From The Art and Popular Culture Encyclopedia
"I'm sick and tired of hearing about all of the radicals, and the perverts, and the liberals, and the leftists, and the Communists coming out of the closet! It's time for God's people to come out of the closet, out of the churches, and change America!" --James Robison
"Had the whole of Europe at that time been of the same mind as Italy, Renaissance humanism might have established freedom of thought everywhere, simply by default of opposition. Europe might have returned to—or, if you like, relapsed into—a liberalism resembling that of pre-Christian antiquity. Whatever may have followed after that, our present disasters would not have occurred." --The Logic of Liberty (1951) by Michael Polanyi
Liberalism is a political philosophy or worldview founded on ideas of liberty and equality. Liberals espouse a wide array of views depending on their understanding of these principles, but generally they support ideas such as free and fair elections, civil rights, freedom of the press, freedom of religion, free trade, and private property.
Liberalism first became a distinct political movement during the Age of Enlightenment, when it became popular among philosophers and economists in the Western world. Liberalism rejected the notions, common at the time, of hereditary privilege, state religion, absolute monarchy, and the Divine Right of Kings. The 17th century philosopher John Locke is often credited with founding liberalism as a distinct philosophical tradition. Locke argued that each man has a natural right to life, liberty and property and according to the social contract, governments must not violate these rights. Liberals opposed traditional conservatism and sought to replace absolutism in government with representative democracy and the rule of law.

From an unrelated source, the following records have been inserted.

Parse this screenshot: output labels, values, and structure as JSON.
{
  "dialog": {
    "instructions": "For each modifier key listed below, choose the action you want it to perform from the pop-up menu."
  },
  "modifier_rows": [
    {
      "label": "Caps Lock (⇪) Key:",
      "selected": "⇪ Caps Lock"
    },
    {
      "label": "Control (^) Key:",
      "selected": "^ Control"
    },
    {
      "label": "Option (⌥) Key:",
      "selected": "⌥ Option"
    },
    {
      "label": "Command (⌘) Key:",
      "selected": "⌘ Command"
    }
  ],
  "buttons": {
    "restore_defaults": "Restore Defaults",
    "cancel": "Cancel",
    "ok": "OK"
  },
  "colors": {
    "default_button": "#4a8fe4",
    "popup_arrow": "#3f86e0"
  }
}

The revolutionaries of the Glorious Revolution, American Revolution, segments of the French Revolution, and other liberal revolutionaries from that time used liberal philosophy to justify the armed overthrow of what they saw as tyrannical rule. The nineteenth century saw liberal governments established in nations across Europe, Spanish America, and North America. In this period, the dominant ideological opponent of liberalism was classical conservatism.
- The American Prospect, an American political magazine that backs social liberal policies
- Constitutional liberalism
- Friedrich Naumann Foundation, a global advocacy organisation that supports liberal ideas and policies
- The Liberal, a former British magazine dedicated to coverage of liberal politics and liberal culture
- Muscular liberalism
- Orange Book liberalism
- Rule according to higher law
- Liberal bias in academia
- Liberal conservatism
- Liberal socialism
- National liberalism
- Regressive left